═══ Supplied information

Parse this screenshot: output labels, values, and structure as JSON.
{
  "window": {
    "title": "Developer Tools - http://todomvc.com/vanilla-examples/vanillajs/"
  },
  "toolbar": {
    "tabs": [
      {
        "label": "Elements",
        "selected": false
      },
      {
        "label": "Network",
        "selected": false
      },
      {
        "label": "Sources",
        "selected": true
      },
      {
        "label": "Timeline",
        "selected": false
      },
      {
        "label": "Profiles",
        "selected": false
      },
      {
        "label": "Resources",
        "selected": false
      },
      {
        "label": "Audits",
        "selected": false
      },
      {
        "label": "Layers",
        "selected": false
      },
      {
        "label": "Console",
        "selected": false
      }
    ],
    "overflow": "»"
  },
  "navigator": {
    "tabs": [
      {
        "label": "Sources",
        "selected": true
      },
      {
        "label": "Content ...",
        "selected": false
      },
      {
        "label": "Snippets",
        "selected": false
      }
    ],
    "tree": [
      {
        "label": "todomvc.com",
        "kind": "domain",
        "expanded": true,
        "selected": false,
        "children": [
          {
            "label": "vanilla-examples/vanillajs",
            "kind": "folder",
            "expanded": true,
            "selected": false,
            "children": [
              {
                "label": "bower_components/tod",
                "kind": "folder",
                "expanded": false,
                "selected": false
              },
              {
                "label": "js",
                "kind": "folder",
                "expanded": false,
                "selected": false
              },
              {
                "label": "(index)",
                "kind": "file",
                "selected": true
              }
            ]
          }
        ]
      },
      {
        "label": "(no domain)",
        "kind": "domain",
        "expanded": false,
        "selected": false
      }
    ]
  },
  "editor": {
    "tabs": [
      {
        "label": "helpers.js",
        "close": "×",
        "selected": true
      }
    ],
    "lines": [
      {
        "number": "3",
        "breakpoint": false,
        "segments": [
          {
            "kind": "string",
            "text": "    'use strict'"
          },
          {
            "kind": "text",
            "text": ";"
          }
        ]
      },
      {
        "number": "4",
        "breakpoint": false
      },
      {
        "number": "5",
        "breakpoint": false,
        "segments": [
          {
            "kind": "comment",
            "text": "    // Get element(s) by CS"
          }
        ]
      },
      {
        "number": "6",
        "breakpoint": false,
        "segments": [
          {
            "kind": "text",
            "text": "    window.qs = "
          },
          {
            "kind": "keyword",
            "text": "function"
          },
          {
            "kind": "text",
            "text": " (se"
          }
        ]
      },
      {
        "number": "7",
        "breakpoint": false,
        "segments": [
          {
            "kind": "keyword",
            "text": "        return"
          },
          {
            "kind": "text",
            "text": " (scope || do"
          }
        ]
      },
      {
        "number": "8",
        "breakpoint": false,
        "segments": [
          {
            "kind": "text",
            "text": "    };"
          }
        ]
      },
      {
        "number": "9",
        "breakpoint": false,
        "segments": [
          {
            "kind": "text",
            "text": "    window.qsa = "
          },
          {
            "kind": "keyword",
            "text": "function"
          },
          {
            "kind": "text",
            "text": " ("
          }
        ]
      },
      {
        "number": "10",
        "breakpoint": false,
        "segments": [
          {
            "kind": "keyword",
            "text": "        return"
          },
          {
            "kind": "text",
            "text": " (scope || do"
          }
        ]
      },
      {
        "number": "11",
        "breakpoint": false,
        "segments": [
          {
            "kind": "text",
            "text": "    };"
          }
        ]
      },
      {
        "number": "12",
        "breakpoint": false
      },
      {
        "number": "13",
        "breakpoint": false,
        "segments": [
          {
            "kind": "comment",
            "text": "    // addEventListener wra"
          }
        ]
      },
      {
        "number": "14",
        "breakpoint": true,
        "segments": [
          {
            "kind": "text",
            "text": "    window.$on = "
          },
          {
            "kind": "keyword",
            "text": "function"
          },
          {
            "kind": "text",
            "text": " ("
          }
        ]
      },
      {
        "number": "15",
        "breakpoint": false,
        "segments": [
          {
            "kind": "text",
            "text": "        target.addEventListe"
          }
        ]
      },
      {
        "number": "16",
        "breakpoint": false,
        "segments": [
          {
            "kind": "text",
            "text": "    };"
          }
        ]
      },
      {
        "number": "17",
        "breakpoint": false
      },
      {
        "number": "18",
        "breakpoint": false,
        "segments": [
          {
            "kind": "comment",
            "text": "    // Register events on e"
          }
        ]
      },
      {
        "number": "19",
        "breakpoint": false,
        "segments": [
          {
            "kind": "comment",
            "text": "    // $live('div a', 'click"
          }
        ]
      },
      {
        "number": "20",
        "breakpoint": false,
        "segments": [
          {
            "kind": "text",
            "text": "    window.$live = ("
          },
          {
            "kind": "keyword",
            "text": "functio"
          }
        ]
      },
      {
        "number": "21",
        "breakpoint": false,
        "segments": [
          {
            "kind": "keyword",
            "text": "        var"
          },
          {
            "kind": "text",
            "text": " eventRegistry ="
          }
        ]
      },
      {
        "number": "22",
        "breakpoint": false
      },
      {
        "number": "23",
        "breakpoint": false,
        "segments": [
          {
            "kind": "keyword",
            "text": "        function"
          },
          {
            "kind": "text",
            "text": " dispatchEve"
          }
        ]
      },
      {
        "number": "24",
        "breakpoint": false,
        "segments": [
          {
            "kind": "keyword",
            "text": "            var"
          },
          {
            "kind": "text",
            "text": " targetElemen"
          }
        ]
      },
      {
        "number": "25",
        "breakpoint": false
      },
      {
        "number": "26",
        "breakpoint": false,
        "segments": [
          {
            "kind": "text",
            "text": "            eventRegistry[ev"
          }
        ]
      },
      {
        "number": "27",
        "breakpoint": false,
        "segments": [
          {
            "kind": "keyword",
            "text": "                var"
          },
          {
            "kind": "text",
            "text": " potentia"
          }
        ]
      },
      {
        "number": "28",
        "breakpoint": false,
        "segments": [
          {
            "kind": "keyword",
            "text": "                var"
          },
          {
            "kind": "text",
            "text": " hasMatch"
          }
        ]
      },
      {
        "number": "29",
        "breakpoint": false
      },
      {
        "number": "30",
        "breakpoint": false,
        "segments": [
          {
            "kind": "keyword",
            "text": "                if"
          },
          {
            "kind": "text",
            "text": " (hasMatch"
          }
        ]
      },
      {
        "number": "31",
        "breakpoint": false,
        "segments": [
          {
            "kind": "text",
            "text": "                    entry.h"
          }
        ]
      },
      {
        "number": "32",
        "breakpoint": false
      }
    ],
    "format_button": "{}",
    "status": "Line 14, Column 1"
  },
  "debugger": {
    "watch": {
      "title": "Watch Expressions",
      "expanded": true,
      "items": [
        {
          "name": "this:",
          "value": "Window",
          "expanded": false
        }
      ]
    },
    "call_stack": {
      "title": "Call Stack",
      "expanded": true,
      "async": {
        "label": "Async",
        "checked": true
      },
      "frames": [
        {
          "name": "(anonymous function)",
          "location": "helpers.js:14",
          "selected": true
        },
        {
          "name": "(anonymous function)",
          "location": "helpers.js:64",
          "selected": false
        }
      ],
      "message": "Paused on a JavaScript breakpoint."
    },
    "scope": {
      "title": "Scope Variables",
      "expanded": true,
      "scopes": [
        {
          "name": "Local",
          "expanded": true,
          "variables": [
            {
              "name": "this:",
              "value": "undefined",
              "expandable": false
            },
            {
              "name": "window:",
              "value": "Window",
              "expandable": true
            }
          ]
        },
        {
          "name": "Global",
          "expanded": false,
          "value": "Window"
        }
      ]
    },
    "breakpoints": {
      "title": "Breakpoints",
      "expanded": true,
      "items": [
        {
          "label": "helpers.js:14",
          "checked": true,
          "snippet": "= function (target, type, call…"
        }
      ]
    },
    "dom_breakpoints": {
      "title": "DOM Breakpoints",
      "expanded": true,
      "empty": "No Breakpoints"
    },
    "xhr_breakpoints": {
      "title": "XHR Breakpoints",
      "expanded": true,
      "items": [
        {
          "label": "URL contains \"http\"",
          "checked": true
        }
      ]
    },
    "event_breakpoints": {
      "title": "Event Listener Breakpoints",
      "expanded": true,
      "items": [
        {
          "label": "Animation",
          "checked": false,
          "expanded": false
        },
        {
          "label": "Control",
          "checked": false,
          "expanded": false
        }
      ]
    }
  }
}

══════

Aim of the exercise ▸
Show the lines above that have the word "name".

Output for this exercise ▸
          "name": "this:",
          "name": "(anonymous function)",
          "name": "(anonymous function)",
          "name": "Local",
              "name": "this:",
              "name": "window:",
          "name": "Global",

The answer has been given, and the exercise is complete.